Records contained in a dataset -
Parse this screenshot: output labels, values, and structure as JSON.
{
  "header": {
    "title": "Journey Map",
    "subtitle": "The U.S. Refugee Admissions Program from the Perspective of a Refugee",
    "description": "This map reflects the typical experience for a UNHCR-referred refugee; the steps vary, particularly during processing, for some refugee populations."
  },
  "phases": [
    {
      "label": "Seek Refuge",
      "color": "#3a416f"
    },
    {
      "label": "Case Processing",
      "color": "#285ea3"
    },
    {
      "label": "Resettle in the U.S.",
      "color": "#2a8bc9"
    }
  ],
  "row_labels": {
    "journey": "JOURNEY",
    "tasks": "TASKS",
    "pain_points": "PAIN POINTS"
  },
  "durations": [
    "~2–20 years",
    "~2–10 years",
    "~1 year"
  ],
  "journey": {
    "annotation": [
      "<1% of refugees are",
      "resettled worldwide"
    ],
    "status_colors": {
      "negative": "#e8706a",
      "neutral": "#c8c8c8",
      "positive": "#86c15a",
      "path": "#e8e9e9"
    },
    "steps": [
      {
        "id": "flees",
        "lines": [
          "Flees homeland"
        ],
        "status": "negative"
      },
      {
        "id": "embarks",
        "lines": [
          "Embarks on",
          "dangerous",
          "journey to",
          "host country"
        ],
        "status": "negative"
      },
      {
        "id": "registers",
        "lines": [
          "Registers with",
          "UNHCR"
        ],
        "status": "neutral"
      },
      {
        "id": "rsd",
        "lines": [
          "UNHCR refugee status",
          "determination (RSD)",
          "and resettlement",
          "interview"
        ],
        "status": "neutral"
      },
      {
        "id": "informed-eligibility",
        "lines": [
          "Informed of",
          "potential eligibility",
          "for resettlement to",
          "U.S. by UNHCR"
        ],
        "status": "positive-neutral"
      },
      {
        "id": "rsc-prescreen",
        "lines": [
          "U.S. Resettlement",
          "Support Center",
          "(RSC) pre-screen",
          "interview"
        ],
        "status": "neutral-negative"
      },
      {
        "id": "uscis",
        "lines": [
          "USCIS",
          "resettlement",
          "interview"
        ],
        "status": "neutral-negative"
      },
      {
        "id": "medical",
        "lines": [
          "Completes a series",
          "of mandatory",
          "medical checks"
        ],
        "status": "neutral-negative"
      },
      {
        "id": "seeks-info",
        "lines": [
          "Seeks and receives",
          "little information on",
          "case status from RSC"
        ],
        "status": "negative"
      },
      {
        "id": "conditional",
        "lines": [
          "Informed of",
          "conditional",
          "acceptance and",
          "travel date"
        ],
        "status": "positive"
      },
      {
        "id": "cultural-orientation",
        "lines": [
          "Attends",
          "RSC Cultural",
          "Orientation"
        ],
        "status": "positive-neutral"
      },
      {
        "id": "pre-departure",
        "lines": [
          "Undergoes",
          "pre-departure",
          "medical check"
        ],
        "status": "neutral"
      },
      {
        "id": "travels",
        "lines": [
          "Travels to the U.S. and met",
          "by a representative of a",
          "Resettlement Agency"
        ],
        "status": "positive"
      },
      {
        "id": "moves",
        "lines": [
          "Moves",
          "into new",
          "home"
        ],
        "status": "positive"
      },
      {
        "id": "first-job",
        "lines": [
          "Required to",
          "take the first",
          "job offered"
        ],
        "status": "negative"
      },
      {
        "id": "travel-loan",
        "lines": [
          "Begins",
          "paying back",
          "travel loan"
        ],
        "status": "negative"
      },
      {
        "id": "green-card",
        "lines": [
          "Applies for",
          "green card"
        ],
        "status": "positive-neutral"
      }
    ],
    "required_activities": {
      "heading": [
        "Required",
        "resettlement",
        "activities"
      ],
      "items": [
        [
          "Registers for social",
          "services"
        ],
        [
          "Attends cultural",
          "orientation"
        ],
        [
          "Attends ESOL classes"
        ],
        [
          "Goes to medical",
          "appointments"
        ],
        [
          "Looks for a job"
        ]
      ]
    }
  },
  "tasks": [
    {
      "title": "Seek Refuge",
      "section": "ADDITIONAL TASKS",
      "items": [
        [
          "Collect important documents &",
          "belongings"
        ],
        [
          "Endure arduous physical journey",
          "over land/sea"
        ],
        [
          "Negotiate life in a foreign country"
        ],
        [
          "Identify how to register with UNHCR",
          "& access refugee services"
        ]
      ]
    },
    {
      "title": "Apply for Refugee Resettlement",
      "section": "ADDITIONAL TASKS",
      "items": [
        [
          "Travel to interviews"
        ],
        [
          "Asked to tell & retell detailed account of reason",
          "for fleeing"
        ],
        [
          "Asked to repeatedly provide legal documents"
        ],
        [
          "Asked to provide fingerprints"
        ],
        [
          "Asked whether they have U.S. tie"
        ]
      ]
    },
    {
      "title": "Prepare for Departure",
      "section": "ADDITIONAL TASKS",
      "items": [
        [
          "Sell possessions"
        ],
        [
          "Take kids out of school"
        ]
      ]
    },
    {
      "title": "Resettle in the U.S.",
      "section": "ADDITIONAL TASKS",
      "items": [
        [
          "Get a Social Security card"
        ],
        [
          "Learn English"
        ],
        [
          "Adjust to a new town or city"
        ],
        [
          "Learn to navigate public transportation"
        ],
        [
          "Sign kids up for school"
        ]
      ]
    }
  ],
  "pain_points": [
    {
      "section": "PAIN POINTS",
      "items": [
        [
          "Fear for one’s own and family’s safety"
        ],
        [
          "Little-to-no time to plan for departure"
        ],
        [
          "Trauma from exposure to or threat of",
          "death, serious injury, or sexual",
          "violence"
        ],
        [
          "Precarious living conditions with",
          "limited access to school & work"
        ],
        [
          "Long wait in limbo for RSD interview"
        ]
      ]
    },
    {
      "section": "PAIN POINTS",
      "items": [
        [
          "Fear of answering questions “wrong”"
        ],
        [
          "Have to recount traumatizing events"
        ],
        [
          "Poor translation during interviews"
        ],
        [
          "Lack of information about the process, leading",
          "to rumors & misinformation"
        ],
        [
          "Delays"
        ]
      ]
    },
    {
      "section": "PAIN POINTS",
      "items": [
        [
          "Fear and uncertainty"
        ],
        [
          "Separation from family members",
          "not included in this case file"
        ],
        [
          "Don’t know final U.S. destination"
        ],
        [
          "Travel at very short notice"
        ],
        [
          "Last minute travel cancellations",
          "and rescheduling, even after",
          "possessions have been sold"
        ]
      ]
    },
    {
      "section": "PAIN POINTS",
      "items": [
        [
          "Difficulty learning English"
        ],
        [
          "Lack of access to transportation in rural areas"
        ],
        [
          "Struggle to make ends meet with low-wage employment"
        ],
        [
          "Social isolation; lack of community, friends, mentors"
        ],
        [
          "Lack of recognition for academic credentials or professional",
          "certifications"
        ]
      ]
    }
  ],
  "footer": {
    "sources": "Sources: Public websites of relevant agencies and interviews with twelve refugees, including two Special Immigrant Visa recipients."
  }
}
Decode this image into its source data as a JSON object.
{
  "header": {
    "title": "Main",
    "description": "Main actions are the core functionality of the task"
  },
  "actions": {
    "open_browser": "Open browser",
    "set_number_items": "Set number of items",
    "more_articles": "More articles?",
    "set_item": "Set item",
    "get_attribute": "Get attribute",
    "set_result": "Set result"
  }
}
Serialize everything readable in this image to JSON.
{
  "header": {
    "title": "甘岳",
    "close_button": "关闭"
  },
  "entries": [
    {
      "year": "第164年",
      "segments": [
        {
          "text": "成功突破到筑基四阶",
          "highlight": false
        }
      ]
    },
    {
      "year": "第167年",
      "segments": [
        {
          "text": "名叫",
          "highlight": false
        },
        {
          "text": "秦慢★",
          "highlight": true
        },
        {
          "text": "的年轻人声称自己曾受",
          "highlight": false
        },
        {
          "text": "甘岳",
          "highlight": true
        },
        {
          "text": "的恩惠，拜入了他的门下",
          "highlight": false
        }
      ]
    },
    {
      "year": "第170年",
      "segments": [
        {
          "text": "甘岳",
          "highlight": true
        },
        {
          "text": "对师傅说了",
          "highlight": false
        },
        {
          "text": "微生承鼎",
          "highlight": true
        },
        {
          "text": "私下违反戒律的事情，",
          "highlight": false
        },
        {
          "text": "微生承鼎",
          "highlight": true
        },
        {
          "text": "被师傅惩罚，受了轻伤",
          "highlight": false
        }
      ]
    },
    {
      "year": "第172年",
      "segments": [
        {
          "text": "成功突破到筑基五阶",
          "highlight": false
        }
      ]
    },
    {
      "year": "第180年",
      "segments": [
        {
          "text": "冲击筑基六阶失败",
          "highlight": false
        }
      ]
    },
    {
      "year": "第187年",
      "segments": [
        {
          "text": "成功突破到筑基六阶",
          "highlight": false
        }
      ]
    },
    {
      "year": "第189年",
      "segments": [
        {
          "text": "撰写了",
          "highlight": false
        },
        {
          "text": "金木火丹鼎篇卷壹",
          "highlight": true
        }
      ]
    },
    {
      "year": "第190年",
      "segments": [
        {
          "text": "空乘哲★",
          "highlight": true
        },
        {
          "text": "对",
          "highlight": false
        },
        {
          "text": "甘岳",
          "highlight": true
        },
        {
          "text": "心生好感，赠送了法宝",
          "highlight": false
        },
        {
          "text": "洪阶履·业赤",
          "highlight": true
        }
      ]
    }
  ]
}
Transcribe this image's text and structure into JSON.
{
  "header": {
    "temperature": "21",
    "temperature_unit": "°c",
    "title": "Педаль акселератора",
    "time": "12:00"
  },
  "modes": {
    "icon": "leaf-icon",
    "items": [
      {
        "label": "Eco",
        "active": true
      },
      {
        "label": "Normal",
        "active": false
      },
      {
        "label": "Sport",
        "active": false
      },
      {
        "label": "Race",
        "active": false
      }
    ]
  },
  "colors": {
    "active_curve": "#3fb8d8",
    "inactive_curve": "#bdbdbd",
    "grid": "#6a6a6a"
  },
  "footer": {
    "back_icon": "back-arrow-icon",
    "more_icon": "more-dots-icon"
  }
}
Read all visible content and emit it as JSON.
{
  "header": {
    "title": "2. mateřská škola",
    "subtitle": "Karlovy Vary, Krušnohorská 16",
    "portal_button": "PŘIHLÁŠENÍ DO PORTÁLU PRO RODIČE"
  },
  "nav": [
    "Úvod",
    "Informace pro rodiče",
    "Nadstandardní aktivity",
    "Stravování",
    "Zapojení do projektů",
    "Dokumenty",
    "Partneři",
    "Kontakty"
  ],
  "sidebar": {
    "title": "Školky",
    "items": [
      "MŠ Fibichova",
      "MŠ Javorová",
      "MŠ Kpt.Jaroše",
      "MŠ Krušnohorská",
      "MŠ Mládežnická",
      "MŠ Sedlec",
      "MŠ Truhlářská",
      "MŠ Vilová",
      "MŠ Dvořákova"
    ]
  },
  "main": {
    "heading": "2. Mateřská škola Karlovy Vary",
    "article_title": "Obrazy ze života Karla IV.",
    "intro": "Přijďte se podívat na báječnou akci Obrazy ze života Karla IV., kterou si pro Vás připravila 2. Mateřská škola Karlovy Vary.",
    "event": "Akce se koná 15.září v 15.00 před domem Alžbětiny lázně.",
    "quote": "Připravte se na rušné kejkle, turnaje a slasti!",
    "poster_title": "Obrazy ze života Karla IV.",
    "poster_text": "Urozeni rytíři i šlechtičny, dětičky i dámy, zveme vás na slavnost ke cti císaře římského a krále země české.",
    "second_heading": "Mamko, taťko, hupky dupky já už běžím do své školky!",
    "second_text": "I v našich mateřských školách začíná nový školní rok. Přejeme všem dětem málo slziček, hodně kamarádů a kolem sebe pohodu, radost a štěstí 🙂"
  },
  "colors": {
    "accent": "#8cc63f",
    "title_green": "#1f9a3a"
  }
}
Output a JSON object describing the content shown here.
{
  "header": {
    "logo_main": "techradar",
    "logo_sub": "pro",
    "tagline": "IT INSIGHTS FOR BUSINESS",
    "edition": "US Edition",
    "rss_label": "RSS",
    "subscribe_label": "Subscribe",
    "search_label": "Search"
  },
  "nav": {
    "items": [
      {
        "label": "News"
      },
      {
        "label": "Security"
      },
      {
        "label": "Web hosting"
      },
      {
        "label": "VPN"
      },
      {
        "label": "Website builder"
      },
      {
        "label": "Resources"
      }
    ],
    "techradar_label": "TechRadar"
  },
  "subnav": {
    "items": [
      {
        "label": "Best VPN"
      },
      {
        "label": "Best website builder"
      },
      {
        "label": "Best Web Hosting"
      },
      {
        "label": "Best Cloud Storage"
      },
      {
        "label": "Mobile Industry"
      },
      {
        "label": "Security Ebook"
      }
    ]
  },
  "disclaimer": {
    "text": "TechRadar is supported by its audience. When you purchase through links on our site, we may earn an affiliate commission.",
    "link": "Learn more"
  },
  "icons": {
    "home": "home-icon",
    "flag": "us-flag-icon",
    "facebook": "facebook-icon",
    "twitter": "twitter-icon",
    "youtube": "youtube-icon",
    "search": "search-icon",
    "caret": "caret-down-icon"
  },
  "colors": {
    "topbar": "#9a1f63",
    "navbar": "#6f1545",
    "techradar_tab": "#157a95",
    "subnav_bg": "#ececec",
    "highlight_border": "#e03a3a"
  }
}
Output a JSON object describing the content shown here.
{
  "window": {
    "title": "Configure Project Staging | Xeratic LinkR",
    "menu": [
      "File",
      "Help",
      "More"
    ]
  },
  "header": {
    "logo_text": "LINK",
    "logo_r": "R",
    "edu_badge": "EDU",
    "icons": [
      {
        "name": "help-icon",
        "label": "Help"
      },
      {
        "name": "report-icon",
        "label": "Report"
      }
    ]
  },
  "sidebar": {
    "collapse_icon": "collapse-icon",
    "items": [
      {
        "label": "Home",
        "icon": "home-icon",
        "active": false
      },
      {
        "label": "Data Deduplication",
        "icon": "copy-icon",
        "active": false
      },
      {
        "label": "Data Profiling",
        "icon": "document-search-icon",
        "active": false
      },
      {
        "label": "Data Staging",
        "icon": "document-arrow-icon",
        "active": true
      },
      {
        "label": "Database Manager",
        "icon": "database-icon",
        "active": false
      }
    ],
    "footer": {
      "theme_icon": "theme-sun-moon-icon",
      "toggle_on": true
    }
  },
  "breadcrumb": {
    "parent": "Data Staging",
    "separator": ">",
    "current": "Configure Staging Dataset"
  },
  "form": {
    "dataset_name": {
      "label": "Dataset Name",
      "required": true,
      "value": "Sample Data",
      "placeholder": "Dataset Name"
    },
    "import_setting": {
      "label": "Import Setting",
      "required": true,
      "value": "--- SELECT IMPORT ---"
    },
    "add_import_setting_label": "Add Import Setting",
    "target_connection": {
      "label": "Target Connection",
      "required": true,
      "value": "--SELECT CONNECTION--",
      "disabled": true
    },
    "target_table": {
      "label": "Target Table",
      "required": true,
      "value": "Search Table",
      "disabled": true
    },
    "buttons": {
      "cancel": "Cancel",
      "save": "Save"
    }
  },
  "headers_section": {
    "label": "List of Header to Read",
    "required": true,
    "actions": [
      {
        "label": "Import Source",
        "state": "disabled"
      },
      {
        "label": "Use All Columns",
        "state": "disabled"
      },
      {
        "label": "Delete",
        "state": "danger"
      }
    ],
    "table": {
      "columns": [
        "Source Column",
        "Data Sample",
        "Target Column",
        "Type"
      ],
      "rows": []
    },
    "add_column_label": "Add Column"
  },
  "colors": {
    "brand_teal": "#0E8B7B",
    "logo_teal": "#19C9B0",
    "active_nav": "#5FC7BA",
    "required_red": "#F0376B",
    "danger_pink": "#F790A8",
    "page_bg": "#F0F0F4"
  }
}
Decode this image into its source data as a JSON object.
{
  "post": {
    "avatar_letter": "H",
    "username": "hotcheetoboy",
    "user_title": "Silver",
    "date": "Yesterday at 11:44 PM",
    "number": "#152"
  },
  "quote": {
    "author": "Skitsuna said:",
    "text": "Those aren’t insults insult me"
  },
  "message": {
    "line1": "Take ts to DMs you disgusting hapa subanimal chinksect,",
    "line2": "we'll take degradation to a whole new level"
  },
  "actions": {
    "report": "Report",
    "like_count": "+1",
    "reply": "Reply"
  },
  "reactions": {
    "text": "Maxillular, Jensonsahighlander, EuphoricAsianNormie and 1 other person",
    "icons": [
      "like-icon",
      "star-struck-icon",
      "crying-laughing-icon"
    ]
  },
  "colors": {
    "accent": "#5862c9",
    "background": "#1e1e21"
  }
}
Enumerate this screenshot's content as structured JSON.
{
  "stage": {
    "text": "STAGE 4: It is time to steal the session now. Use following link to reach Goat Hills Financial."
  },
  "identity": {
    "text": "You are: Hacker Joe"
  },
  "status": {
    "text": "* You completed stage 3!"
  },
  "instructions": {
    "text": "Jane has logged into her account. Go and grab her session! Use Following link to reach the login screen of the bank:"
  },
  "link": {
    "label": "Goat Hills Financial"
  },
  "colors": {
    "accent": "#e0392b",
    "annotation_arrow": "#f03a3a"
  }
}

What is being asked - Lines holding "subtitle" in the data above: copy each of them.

Answer to this task -
    "subtitle": "The U.S. Refugee Admissions Program from the Perspective of a Refugee",
    "subtitle": "Karlovy Vary, Krušnohorská 16",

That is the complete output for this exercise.